    For your fishing accessories, we reckon it’s good idea to keep one of your camper’s storage areas dedicated to the purpose. That way you avoid upturning the contents of the camper every time you want to wet a line. We prefer to store a backpack or carry bag pre-loaded with the fishing essentials (reel, line and tackle box) and those basic items that will ensure we’re protected from the elements and safe in the event that things don’t go entirely to plan. So the bag needs to include things like appropriate clothing (eg. windbreaker, long-sleeve loose shirt and non-skid soles for coastal fishing) as well as sunblock, polarised sunnies, basic first-aid kit, and long-lasting emergency food rations (eg. muesli bars). If your camper’s storage cavity is big enough to hold your rod/s, bucket and landing net as well then that’s even better. That said, not all nets are the same – try and get one that doubles as a catch and a bait net.

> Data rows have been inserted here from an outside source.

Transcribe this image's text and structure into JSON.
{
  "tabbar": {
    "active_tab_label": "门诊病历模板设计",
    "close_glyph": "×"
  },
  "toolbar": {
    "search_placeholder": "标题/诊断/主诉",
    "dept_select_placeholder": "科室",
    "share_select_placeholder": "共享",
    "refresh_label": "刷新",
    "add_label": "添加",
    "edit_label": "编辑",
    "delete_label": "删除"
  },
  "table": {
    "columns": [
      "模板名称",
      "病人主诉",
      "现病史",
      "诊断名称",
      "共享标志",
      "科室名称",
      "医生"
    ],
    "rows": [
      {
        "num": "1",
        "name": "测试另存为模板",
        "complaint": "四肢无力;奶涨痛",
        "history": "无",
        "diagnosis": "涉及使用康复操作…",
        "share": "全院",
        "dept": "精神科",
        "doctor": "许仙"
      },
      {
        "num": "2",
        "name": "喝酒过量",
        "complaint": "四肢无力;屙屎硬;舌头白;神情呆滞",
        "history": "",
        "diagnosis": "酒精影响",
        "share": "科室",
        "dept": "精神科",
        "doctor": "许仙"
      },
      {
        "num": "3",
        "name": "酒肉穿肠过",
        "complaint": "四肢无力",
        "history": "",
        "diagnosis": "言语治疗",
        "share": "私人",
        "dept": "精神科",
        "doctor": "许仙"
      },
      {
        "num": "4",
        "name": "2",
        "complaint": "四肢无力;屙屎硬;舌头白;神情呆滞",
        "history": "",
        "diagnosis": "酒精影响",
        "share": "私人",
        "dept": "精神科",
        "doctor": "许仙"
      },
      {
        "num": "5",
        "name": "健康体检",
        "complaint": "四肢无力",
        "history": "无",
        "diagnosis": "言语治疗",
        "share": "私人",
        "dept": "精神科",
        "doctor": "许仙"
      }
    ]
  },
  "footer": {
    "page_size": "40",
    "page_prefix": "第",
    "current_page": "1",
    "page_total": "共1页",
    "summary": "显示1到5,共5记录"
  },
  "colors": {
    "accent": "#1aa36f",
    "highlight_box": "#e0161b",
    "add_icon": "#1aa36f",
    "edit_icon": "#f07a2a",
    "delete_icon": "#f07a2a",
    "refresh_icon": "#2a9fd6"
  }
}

    With easy storage options available, it’s easy to get lazy and simply chuck the fishing gear back into its convenient cargo space at the end of the day. But beware. The nooks and crannies in many modern campers can be watertight, particularly those of fibreglass construction. This is great when we’re fording a river – but not so great if we store our fishing gear wet and leave it to ‘sweat it out’ in some darkened cavity between holidays. (It’s a fair bet that the gear will be worse for wear when we pull it out next time.)


    How much fishing are you really going to do? Do you really need the boat rod when you are only going to be on a charter for four hours of a two-week camping trip? Do you really need a landing net with an 8ft pole? And if you’re taking the kids, you’re more than likely going to be teaching them how rather than ‘doing’ it yourself. Are you going to take everything you have including granddad’s lucky lure? Probably not. Save room for the kid’s bikes and the missus’s favourite bits and bobs too. This way you’ll all have fun.

    The trick here is to take enough stuff to get you by without dragging everything rod, tackle or lure you own around the countryside like a Leyland brother, especially if you’re only going to use it once. The truth is, the locals know what’s biting and on what. So take a hit and buy some stuff en route. You will help the local economy and have a more satisfactory trip with your companions if they’re not wrestling your tackle box/trunk to find a bed space.

    Short on space?

    The marvels of technology have taken the humble one or two-piece rod to telescopic wonders of engineering. From 6ft river rigs to 12ft surf rods, they’re out there. But have you seen these Emmrods fishing poles? Designed for kayaking, these bad boys are small enough to fit in a backpack yet have the capacity to cast as far as any 6ft rod!

    Next steps

    At Mars Campers we work hard to develop the best value for money camper trailers with a view of helping you create memorable experiences with your loved ones.

    Did you find this information useful and know anyone with a camper or caravan? If you found even one tiny nugget in this material to be useful, please do forward it to three of your friends. I am sure they will thank you for it. You can send it to them via email, Twitter, Facebook or post it on your own website.